-------- DATA RECORDS --------

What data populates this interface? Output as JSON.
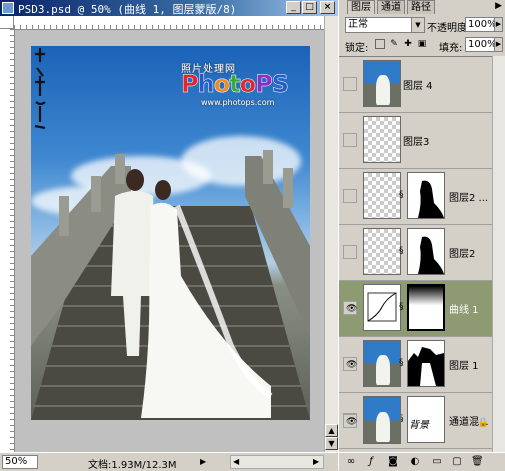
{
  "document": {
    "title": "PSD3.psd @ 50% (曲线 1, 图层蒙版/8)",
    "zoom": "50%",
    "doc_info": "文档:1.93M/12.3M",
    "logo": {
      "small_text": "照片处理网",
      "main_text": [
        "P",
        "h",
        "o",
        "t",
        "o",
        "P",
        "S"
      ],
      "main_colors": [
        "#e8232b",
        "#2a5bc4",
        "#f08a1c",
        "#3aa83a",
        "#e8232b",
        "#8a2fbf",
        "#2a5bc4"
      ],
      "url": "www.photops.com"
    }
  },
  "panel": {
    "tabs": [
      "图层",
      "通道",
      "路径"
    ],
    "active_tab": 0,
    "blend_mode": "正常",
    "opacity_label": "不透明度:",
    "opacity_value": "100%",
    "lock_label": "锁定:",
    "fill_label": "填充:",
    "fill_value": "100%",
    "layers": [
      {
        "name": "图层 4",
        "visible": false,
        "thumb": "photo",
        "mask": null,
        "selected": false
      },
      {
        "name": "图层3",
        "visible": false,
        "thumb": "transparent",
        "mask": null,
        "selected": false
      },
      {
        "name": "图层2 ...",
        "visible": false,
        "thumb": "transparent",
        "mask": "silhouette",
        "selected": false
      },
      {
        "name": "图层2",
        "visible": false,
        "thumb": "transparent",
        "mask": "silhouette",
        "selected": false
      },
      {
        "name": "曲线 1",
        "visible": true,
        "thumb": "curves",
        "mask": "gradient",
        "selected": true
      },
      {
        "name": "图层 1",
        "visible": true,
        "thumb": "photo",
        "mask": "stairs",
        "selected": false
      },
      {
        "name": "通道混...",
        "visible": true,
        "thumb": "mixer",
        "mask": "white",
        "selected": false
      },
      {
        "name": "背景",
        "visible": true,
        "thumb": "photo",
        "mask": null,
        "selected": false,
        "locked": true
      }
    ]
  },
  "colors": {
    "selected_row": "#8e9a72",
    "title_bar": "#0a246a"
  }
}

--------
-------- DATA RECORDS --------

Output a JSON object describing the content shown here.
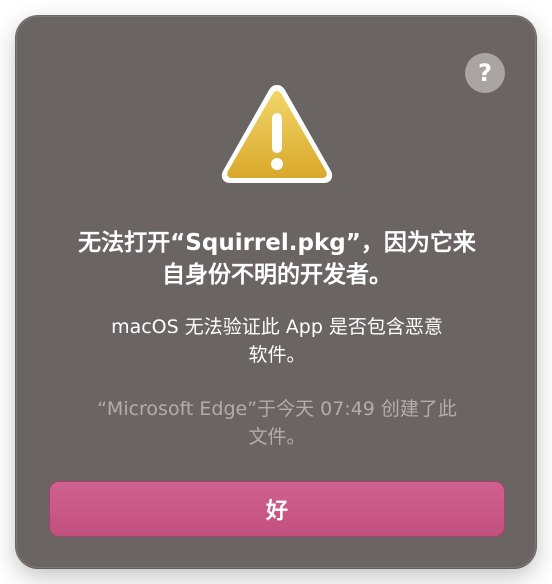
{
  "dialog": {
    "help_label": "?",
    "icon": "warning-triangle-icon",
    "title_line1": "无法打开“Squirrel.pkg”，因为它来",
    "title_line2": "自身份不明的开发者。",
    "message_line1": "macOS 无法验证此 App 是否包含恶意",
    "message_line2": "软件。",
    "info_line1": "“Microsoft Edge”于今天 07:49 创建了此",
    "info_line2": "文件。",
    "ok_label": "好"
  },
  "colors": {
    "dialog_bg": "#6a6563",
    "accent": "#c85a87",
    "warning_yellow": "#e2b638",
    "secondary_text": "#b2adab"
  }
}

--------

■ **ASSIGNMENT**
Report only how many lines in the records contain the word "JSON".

■ **RESPONSE TO THE TASK**
2